[What you are asked to do]
Would you reproduce the entries exactly, including every line?

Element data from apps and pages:
• • • •

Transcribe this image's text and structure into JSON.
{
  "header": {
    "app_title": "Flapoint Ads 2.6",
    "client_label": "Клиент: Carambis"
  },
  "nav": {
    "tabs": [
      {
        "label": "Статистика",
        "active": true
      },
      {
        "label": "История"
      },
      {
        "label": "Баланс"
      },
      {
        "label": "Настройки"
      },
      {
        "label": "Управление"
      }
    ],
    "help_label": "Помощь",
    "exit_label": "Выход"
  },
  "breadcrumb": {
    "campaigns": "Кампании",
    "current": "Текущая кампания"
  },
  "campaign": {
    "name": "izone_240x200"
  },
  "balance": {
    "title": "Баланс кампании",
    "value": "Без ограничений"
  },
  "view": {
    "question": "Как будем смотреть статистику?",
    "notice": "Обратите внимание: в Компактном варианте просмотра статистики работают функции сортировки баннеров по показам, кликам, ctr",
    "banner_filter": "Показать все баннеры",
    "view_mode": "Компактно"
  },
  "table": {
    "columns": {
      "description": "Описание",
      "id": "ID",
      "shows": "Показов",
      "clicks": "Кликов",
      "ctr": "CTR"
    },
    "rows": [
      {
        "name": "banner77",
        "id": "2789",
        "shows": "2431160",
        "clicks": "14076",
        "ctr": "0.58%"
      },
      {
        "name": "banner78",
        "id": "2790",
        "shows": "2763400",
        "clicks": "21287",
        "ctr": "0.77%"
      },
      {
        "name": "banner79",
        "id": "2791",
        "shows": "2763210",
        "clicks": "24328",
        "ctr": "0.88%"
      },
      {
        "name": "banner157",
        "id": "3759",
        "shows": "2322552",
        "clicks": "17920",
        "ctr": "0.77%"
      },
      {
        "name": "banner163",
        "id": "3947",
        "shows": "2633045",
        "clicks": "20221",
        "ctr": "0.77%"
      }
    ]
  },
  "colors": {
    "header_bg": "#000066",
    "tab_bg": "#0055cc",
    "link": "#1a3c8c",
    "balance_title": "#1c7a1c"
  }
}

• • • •

[Worked solution]
Transcribe this image's text and structure into JSON.
{
  "header": {
    "app_title": "Flapoint Ads 2.6",
    "client_label": "Клиент: Carambis"
  },
  "nav": {
    "tabs": [
      {
        "label": "Статистика",
        "active": true
      },
      {
        "label": "История"
      },
      {
        "label": "Баланс"
      },
      {
        "label": "Настройки"
      },
      {
        "label": "Управление"
      }
    ],
    "help_label": "Помощь",
    "exit_label": "Выход"
  },
  "breadcrumb": {
    "campaigns": "Кампании",
    "current": "Текущая кампания"
  },
  "campaign": {
    "name": "izone_240x200"
  },
  "balance": {
    "title": "Баланс кампании",
    "value": "Без ограничений"
  },
  "view": {
    "question": "Как будем смотреть статистику?",
    "notice": "Обратите внимание: в Компактном варианте просмотра статистики работают функции сортировки баннеров по показам, кликам, ctr",
    "banner_filter": "Показать все баннеры",
    "view_mode": "Компактно"
  },
  "table": {
    "columns": {
      "description": "Описание",
      "id": "ID",
      "shows": "Показов",
      "clicks": "Кликов",
      "ctr": "CTR"
    },
    "rows": [
      {
        "name": "banner77",
        "id": "2789",
        "shows": "2431160",
        "clicks": "14076",
        "ctr": "0.58%"
      },
      {
        "name": "banner78",
        "id": "2790",
        "shows": "2763400",
        "clicks": "21287",
        "ctr": "0.77%"
      },
      {
        "name": "banner79",
        "id": "2791",
        "shows": "2763210",
        "clicks": "24328",
        "ctr": "0.88%"
      },
      {
        "name": "banner157",
        "id": "3759",
        "shows": "2322552",
        "clicks": "17920",
        "ctr": "0.77%"
      },
      {
        "name": "banner163",
        "id": "3947",
        "shows": "2633045",
        "clicks": "20221",
        "ctr": "0.77%"
      }
    ]
  },
  "colors": {
    "header_bg": "#000066",
    "tab_bg": "#0055cc",
    "link": "#1a3c8c",
    "balance_title": "#1c7a1c"
  }
}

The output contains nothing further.